Excerpts from a dataset
Segment Open
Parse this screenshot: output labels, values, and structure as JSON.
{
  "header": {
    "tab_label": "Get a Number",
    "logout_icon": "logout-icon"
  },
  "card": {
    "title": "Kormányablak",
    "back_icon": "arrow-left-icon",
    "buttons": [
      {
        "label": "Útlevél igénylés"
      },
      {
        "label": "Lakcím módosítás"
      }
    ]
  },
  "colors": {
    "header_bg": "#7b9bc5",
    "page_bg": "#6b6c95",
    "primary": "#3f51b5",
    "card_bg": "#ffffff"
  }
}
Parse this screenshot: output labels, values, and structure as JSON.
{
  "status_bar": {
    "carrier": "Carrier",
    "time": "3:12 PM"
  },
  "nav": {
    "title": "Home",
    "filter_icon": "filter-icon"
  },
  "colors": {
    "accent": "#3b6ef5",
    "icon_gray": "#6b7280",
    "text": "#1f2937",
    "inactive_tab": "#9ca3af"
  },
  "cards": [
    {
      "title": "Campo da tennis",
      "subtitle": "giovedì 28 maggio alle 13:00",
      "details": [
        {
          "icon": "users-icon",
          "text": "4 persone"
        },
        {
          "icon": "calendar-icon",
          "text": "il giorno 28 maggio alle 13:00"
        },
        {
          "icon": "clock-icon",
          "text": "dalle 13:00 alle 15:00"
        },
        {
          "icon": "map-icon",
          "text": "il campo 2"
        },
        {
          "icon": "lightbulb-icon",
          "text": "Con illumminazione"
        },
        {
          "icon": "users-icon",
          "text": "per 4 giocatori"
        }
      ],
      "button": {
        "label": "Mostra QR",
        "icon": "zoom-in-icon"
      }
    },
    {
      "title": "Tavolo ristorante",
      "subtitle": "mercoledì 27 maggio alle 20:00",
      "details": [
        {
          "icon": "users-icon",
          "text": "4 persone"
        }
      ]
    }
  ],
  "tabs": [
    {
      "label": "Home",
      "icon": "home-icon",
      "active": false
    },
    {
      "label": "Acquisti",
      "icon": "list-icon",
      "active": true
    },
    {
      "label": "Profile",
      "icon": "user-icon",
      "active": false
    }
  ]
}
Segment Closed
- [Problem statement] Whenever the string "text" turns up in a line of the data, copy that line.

- [Response to this task]
    "text": "#1f2937",
          "text": "4 persone"
          "text": "il giorno 28 maggio alle 13:00"
          "text": "dalle 13:00 alle 15:00"
          "text": "il campo 2"
          "text": "Con illumminazione"
          "text": "per 4 giocatori"
          "text": "4 persone"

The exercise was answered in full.